On processors that don't implement such an instruction in hardware, the kernel will emulate one. This will provide a lower time resolution than if the instruction is provided (838.095345 nanoseconds on an IBM PC-compatible system).
In all cases, the SYSPAGE_ENTRY(qtime)->cycles_per_sec field gives the number of ClockCycles() increments in one second.
The ClockPeriod() function allows a thread to set the system timer to some multiple of nanoseconds; the OS kernel will do the best it can to satisfy the precision of the request with the hardware available.
The interval selected is always rounded down to an integral of the precision of the underlying hardware timer. Of course, setting it to an extremely low value can result in a significant portion of CPU performance being consumed servicing timer interrupts.
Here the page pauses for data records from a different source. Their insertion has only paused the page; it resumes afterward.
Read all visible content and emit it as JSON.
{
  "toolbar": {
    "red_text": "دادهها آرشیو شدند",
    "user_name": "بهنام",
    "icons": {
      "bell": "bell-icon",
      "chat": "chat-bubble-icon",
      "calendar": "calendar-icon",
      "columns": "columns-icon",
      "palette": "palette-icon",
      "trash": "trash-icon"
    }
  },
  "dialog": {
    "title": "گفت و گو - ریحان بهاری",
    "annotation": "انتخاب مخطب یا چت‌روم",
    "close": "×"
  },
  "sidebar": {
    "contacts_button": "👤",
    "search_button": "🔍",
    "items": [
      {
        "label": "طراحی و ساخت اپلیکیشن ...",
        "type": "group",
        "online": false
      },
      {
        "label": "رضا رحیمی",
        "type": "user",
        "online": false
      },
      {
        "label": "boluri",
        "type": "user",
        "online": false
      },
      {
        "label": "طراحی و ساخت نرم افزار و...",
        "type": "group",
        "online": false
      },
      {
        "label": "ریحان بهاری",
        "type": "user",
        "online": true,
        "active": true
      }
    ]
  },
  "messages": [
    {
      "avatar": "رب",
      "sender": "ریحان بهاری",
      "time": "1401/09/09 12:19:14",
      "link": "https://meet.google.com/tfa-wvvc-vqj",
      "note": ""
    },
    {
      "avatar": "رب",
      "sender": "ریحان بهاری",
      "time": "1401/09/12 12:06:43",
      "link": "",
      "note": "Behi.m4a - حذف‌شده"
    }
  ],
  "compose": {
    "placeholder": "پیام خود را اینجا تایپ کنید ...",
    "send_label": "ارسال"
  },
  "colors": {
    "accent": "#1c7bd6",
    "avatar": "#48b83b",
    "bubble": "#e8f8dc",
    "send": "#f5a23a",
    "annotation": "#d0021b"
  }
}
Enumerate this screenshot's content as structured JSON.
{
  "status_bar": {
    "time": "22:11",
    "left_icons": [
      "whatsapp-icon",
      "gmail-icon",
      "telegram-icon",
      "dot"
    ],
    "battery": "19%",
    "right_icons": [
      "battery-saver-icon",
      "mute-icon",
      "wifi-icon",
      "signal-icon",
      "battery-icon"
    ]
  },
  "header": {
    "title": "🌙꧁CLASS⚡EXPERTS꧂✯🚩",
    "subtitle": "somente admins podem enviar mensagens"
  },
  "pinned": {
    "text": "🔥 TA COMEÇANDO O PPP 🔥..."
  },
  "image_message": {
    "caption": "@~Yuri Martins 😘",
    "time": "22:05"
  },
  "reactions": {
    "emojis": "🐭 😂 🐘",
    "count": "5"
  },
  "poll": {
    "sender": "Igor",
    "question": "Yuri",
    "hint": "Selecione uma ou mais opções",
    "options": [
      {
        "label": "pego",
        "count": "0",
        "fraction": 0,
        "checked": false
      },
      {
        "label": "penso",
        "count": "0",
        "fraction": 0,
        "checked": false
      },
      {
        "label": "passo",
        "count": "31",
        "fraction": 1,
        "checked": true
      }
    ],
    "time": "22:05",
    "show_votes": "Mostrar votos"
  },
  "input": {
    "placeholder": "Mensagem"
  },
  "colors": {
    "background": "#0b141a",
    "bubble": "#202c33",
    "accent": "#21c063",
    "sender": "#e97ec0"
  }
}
|Microkernel call||POSIX call||Description|
|ClockTime()||clock_gettime() , clock_settime()||Get or set the time of day (using a 64-bit value in nanoseconds ranging from 1970 to 2554).|
|ClockAdjust()||N/A||Apply small time adjustments to synchronize clocks.|
|ClockCycles()||N/A||Read a 64-bit free-running high-precision counter.|
|ClockPeriod()||clock_getres()||Get or set the period of the clock.|
|ClockId()||clock_getcpuclockid() , pthread_getcpuclockid()||Return an integer that's passed to ClockTime() as a clockid_t.|
The kernel runs in a tickless mode in order to reduce power consumption, but this is a bit of a misnomer. The system still has clock ticks, and everything runs as normal unless the system is idle. Only when the system goes completely idle does the kernel turn off clock ticks, and in reality what it does is slow down the clock so that the next tick interrupt occurs just before the next active timer is to fire.